- [WHAT TO DO] Report back every line in the data that includes the string "ALUMINUM".

Excerpts from an interface dataset
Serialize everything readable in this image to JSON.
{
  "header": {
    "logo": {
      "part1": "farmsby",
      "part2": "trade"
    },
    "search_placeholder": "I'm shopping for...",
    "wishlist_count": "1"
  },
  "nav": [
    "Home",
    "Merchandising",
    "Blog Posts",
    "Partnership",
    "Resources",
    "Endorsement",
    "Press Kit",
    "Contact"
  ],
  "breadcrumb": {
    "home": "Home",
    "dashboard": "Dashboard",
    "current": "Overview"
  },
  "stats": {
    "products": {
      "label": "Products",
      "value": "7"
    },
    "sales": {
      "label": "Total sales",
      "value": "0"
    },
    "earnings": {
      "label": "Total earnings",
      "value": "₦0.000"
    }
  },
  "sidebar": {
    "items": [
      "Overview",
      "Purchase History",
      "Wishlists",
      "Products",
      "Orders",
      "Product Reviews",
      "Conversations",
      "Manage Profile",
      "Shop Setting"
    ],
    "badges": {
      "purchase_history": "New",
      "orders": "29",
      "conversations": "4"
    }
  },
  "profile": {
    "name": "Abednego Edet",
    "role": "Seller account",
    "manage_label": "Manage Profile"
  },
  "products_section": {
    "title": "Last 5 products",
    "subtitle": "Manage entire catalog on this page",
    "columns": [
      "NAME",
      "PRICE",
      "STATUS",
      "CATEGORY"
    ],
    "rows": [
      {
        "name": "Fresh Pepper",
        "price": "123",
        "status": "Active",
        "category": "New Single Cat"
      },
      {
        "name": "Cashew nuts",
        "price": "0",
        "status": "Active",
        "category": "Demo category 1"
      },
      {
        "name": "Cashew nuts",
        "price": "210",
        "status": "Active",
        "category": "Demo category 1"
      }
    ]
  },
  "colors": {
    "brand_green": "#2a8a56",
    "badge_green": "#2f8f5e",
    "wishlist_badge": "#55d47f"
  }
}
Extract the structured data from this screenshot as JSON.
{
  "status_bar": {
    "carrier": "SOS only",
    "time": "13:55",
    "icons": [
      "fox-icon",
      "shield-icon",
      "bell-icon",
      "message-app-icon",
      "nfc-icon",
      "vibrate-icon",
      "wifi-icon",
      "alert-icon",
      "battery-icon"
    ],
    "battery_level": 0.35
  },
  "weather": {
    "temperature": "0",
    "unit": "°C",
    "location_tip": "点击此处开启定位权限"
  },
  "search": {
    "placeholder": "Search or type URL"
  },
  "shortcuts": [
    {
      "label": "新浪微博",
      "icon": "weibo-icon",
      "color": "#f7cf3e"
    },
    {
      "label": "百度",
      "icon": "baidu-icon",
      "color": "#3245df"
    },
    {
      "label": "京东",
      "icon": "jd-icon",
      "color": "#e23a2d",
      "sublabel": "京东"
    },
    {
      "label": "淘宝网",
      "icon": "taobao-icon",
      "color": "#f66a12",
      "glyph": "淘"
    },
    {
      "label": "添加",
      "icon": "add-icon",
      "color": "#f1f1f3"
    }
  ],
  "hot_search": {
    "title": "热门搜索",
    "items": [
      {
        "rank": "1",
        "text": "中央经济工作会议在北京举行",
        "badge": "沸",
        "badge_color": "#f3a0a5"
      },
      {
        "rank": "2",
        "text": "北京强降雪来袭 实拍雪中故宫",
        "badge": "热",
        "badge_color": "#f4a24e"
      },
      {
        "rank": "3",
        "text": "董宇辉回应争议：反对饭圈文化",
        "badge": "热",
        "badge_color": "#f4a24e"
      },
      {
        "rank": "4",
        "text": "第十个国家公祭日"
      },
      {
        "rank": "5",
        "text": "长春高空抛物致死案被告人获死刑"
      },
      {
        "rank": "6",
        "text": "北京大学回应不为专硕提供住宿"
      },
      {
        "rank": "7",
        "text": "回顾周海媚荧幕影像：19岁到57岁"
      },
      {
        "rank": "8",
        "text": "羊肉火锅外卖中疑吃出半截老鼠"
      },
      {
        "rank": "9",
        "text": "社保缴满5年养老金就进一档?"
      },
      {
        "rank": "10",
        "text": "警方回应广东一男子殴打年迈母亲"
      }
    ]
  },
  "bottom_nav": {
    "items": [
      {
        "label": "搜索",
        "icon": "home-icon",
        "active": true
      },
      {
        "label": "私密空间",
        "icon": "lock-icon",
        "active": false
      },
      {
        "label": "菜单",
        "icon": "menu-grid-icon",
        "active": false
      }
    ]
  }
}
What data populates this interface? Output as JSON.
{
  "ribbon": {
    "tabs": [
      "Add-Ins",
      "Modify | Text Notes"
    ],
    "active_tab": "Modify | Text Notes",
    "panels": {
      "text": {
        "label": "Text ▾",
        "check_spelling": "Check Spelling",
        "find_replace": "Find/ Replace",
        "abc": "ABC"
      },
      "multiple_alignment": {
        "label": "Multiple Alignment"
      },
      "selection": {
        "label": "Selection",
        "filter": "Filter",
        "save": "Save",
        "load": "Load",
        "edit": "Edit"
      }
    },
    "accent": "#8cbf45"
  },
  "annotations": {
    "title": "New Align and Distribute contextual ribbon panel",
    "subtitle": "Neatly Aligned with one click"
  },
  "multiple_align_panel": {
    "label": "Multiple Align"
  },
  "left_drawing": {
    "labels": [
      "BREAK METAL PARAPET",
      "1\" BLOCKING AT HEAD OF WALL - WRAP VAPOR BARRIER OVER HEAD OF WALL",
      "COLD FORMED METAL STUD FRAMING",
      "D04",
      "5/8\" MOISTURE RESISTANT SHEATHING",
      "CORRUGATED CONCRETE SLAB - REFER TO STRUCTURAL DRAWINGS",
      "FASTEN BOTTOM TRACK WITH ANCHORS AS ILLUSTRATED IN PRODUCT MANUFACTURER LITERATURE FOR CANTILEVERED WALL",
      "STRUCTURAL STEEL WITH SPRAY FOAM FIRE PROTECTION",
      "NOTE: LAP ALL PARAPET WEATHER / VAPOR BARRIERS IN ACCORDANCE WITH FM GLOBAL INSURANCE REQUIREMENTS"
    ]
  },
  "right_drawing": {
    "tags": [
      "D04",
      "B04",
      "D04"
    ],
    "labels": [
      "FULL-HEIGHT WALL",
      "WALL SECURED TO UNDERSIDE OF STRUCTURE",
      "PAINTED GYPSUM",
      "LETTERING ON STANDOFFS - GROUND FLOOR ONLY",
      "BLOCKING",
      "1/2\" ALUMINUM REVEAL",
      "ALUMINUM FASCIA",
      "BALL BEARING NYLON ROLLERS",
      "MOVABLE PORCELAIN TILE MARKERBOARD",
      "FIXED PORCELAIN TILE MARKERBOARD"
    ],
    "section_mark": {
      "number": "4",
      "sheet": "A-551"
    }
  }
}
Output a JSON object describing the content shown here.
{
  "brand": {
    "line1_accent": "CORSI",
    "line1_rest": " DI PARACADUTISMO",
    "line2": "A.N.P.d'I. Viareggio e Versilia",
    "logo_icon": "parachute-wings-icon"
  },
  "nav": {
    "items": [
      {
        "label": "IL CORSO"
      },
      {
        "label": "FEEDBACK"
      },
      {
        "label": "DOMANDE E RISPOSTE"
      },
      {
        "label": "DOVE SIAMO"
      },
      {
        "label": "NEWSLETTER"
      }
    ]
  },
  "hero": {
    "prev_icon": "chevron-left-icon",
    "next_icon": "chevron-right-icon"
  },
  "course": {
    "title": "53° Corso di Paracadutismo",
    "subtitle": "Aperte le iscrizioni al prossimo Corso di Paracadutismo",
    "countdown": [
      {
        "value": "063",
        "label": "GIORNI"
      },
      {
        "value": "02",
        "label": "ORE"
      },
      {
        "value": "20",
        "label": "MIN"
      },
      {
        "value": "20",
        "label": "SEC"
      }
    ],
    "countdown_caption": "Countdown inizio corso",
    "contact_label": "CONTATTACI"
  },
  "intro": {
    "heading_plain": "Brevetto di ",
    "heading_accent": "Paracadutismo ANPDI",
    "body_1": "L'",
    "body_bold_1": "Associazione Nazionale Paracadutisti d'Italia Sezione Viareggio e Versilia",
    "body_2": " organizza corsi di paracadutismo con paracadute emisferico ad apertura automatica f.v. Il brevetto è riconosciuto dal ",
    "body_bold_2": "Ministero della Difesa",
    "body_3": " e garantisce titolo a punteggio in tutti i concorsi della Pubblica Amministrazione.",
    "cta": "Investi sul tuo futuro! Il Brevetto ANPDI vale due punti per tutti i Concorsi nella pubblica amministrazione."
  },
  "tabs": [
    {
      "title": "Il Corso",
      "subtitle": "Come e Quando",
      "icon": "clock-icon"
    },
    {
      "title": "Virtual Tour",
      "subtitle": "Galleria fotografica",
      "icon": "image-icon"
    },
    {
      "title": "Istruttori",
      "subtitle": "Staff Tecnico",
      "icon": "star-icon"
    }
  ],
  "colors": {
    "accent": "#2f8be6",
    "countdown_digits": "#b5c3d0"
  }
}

- [THE ANSWER]
      "1/2\" ALUMINUM REVEAL",
      "ALUMINUM FASCIA",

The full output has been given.